Korea’s top-tier Kospi tumbled 1.3 percent compared to Feb. 2 and closed at 2,491.75, while its second-tier Kosdaq sank 4.6 percent, the largest drop since June 2016. The Kospi fell for two consecutive trading days, while the Kosdaq was weak for five straight trading days. The new composite benchmark KRX 300 on its debut day fell 1.6 percent.
Foreign sell-offs triggered the drop on Feb. 5. Foreign investors net sold Kospi shares worth 454.4 billion won (US$417.5 million) and Kosdaq shares worth 222.4 billion won.
On the bond market, the three-year state bond yield climbed up 3.7 basis points and 10-year bond yield surged 4.7 basis points, according to an estimate by the Korea Financial Investment Association. The 50-year bond yield rose 3.6 basis point.
When bond yield increases, the bond price falls, and vice versa, meaning Feb. 5's market showed a bearish trend.
The won-dollar exchange rate came to 1,088.5 won at the session’s close, as the local currency weakened against the dollar by 8.8 won compared to Feb. 2 close. This marked the fourth straight trading day that the dollar rose against the Korean won.
The strengthening dollar weighs on the local stock market, which comes in contrast to previous hints at rate hikes in the US and the European Central Bank, wrote Cho Ik-jae, chief strategist at Hi Investment & Securities, in a note on Feb. 5.
“The strengthening dollar was key to downward pressure on the stock market,” Cho wrote, adding the unprecedentedly fast pace of weakening in the dollar has dwarfed the pace of the rate hike in the US, leaving unscathed the local stock markets’ uptrend.
Market volatility here will inevitably widen in the short term, he added,
Such signals, however, are unlikely to have lingering effects, like a “taper tantrum,” Cho wrote, referring to investors’ panic in 2013 following then-US Fed Chairman Ben Bernanke’s hint at slowing the purchase of bonds. Cho cited robust economic readings and a rise in commodities price.
Another analyst, Lee Kyoung-min of Daishin Securities, said the sudden rise in US Treasury yield and the following currency rate volatility stirred stock market volatility at home and abroad. But Lee said the impact would be limited, unless there are adverse signs of global economic recovery.

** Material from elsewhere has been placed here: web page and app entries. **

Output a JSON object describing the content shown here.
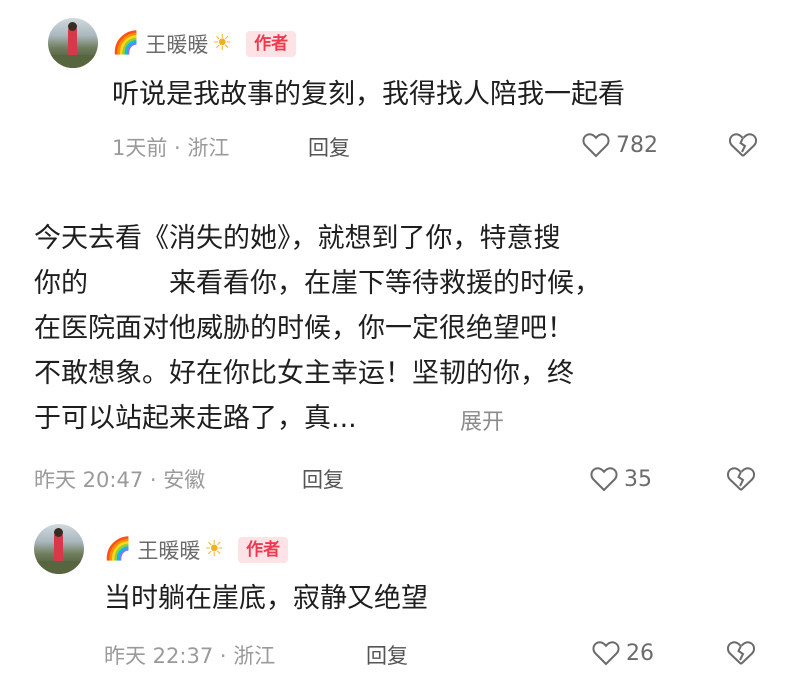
{
  "comments": [
    {
      "username": "王暖暖",
      "badge": "作者",
      "text_lines": [
        "听说是我故事的复刻，我得找人陪我一起看"
      ],
      "time_location": "1天前 · 浙江",
      "reply_label": "回复",
      "likes": "782"
    },
    {
      "text_lines": [
        "今天去看《消失的她》，就想到了你，特意搜",
        "你的　　　来看看你，在崖下等待救援的时候，",
        "在医院面对他威胁的时候，你一定很绝望吧！",
        "不敢想象。好在你比女主幸运！坚韧的你，终",
        "于可以站起来走路了，真..."
      ],
      "expand_label": "展开",
      "time_location": "昨天 20:47 · 安徽",
      "reply_label": "回复",
      "likes": "35"
    },
    {
      "username": "王暖暖",
      "badge": "作者",
      "text_lines": [
        "当时躺在崖底，寂静又绝望"
      ],
      "time_location": "昨天 22:37 · 浙江",
      "reply_label": "回复",
      "likes": "26"
    }
  ],
  "icons": {
    "rainbow": "🌈",
    "sun": "☀",
    "heart": "heart-icon",
    "dislike": "broken-heart-icon"
  },
  "colors": {
    "badge_text": "#f2384e",
    "badge_bg": "#fde3e6",
    "meta": "#9a9a9a",
    "text": "#1e1e1e"
  }
}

Meanwhile, Lee Kyung-soo, a quant analyst at Hana Financial Investment, wrote in a Feb. 5 note that extremely underpriced stocks on the Korean market are the only way to hedge market risks.

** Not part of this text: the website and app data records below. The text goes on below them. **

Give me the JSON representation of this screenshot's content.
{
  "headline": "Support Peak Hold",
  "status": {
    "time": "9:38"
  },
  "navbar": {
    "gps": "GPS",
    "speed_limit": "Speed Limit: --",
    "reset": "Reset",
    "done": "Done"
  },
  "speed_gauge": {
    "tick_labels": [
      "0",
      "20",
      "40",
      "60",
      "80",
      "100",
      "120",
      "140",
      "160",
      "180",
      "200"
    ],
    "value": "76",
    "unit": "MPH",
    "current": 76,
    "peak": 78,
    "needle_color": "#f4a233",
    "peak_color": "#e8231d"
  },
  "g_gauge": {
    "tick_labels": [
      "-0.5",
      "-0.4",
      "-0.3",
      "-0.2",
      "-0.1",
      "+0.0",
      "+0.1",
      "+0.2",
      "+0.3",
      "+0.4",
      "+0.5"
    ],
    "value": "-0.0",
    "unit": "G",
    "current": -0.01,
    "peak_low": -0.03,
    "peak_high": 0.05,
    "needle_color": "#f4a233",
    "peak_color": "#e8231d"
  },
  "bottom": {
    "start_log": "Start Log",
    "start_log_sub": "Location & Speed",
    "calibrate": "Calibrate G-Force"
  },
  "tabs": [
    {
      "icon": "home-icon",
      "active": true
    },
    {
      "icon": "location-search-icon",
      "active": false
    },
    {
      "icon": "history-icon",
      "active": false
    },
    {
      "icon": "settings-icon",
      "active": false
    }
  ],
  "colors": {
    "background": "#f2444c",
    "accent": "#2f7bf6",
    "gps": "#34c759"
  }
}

These came in the wake of bearish US markets on Feb. 2. Dow Jones Industrial took the largest loss since June 2016 -- by 2.5 percent. US broad-based S&P 500 fell 2.1 percent and the tech-heavy Nasdaq Composite tanked 2 percent.
Moreover, the MSCI All Country World Index dropped 3.4 percent last week, the biggest slide since January 2016.
Yellen during her last meeting of the Federal Open Market Committee in her tenure on Jan. 31 kept the interest rate flat but expected the economy to expand at a moderate pace citing solid jobs data, Moreover, her remark during an interview with CBS News indicating stocks are highly overvalued appears to have added to pressure on Korean markets.
“Well, I don’t want to say too high. But I do want to say high,“ she said. ”Price-earnings ratios are near the high end of their historical ranges,”
By Son Ji-hyoung/The Korea Herald (email@example.com